Ask a room full of consumers, “Who here hates to see things go to waste?” and every hand will go up energetically. But if everyone hates to waste, then how come we generate so much of it? And what can we do to prevent waste from being created in the first place? Answering these questions can be profitable and fun.
Unfortunately, even if we wanted to bring our household waste down to zero, recycling and composting facilities are not available in all communities, nor are there a lot of affordable and accessible resources available for getting most things repaired. Also, a lot of food, energy and water are consumed in the privacy of one’s home, and there’s little social stigma about wasting resources, as long as you have the money to pay.
Turning Waste Into a Business Opportunity
All of this represents an opportunity for future-looking businesses to profit by helping consumers save money, time and space, and to better their lives by scraping less food waste into the trash, cutting down on watts, printing double-sided or using water more sparingly.
Representing the household counterpart to “pollution prevention” in factories, preventing waste can lead to exciting new products while creating happier and more loyal consumers, and generating lots of free publicity (For the latter, just ask Patagonia about the reaction to their “Don’t Buy this Jacket” ad, which ran on Black Friday 2011).

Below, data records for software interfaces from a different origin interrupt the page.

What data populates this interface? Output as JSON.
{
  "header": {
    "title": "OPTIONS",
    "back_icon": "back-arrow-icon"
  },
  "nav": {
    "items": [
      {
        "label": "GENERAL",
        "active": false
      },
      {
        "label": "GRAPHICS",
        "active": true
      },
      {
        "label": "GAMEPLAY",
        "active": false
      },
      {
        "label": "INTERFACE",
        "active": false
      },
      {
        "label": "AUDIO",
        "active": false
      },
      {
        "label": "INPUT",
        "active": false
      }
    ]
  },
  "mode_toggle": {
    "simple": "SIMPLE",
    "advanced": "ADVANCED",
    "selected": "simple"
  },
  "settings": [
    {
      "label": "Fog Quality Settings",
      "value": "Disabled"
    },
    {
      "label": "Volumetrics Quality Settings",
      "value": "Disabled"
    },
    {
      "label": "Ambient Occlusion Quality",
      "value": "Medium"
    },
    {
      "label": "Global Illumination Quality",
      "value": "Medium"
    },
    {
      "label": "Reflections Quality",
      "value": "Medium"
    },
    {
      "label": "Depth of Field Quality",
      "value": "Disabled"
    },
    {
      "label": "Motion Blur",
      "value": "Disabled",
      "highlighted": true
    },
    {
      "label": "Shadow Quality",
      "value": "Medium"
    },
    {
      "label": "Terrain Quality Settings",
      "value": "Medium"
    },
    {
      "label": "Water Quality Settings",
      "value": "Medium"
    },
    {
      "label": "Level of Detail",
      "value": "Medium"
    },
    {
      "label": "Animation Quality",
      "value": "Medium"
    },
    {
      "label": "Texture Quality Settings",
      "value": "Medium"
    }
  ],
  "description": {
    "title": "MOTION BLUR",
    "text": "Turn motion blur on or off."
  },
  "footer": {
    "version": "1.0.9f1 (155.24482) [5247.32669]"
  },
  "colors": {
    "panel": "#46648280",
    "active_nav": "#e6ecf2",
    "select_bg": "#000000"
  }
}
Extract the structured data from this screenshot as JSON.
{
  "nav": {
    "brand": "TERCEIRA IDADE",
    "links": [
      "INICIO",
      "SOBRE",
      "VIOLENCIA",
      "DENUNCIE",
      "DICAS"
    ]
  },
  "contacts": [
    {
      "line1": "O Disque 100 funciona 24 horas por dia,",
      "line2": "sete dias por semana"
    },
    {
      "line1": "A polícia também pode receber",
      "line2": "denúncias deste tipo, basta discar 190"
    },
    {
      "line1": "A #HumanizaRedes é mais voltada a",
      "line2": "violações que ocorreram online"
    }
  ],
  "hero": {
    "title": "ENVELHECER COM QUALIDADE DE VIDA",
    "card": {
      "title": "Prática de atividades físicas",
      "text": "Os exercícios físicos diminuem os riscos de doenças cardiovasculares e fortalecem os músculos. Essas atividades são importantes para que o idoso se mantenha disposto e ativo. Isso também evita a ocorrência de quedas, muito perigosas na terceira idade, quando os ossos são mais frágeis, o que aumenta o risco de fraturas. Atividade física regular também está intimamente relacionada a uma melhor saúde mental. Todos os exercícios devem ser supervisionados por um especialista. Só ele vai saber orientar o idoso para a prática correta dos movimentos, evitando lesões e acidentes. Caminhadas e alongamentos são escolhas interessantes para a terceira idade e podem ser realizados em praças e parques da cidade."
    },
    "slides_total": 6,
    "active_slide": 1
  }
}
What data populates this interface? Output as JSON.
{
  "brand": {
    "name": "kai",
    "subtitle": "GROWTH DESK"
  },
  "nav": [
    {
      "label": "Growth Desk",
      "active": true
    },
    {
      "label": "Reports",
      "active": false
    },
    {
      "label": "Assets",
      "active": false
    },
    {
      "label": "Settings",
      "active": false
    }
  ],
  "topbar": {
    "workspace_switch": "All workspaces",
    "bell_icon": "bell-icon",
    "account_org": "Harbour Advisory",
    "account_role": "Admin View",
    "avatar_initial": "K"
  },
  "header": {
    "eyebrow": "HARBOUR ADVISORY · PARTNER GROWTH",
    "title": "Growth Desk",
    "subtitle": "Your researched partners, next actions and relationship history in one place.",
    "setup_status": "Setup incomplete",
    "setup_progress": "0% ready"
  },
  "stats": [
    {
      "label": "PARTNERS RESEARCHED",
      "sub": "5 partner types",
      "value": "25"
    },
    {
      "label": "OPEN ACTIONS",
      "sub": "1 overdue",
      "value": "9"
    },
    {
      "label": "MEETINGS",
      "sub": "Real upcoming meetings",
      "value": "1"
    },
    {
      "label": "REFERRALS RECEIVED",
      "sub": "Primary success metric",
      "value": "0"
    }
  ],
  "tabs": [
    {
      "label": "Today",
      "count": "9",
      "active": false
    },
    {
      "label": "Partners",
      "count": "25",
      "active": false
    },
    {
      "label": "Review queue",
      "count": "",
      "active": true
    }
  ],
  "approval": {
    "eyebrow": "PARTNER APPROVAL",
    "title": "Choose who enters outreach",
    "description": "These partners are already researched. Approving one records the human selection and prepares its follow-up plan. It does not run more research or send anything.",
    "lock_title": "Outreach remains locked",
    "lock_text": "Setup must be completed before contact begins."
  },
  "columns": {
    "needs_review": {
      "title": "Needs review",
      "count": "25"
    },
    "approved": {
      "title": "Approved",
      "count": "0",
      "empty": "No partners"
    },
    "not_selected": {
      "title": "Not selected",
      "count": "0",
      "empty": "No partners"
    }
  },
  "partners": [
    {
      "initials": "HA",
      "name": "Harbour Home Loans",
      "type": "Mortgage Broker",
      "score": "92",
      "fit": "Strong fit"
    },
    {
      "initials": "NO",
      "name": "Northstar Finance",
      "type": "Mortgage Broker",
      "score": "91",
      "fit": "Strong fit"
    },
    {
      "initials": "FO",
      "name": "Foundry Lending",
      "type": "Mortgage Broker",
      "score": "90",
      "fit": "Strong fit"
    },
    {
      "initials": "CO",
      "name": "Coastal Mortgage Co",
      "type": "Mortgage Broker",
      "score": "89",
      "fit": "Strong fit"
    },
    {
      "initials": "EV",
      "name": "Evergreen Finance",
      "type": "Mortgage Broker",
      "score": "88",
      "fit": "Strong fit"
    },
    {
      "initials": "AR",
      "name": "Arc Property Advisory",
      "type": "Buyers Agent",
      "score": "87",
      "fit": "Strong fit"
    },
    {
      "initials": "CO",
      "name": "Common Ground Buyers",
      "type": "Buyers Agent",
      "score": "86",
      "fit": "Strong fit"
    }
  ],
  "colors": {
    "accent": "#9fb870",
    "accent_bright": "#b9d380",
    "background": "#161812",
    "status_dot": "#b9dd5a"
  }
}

Learning from WeHatetoWaste.com
Our new consumer blog and website, WeHatetoWaste.com, is helping us discover inventive ways that waste-hating consumers have devised to get the last swipe from their deodorant, eliminate the use of paper towels, and create delicious second meals from leftovers. We’re tracking consumer behavior in seven categories, all of which represent exciting new areas of opportunity:
- REDUCE. The first and most important part of the “reduce, reuse, recycle” triad, ‘reducing' has become closely associated with ‘making do’ with what you already have, and not buying what you don’t need. But it is also very much about buying quality over quantity. It’s also about heirloom products that evoke sentimental value — “stories.” Likely crafted from high-quality materials, they’re the products that people want to keep forever — the Tiffany silver, Rolex watches, Montblanc pens, even Lego toys and Le Creuset pots and pans.
- USE TO THE MAX. Especially in tough times (and who’s know when they’ll be over?), consumers are looking to use up every product right down to its last drop or morsel — rolling up that tube of Crest, slicing the Clinique skin cream tube in half, and repairing, refilling and upgrading products, so they are not disposed of or even recycled before their time. Just ask the Fix-it Collectives that are sprouting up around the country. How repairable is your product?
- SHARE. Also known as ‘collaborative consumption,’ a major trend has emerged in peer-to-peer lending, leasing, swapping and renting, as well as selling directly to others on eBay or Craigslist. Consider the phenomenon that is Zipcar (recently purchased by Avis) and Airbnb, and Carpooling.com, now in 45 countries. Power-tool lending libraries are turning the design paradigm upside down: Instead of designing products to last only as long as one consumer will use them, they should now be designed to fit the needs of many, and for longer than the anticipated six-hour lifespan.
- RESPECT FOOD. With 40% of all food going to waste before it gets to the table this is about preserving, conserving, and storing food. It suggests opportunities for high-quality/low-resource storage techniques such as Debbie Meyers produce storage bags (recently acquired by SCJohnson) and for lightweight, collapsible doggie bags in which diners can take home the rest of their fries and burger.
- CONSERVE RESOURCES. Is Tom’s of Maine toothpaste really ‘green’ if consumers don’t turn off the tap when they brush? Are Energy Star-rated light bulbs really energy-efficient when left burning in an empty room? Opportunities abound for new products that can help consumers minimize the use of resources consumed during product use, e.g., water, energy, materials and other resources such as paper, ink and toner used while printing. To get a gauge on this opportunity, think about the water-saving, energy-saving gadgets you’ve bought recently, and refer to this article about what I call “responsible consumption.”
- LIVE EFFICIENTLY. NYC is currently spearheading a “tiny apartment” movement to house the slew of new residents expected in years to come. Living in a home with just enough space for one’s family and possessions helps minimize the amount of space that needs to be otherwise heated, cooled, ventilated, etc— and opens up opportunities for double-duty furniture (such as the kind Graham Hill uses in his apartment), and all the space-saving closet and home office furnishings on display at the Container Store.
- RECYCLE AND COMPOST. When a product can no longer be used for its primary or even secondary purpose, it should be recycled or composted as a way of sidestepping the landfill. San Francisco boasts that, thanks to recycling and composting, it diverts a record 80% of all waste generated from landfills, making it the Greenest City in America, and creating the potential for ten times more jobs than landfilling would ever bring.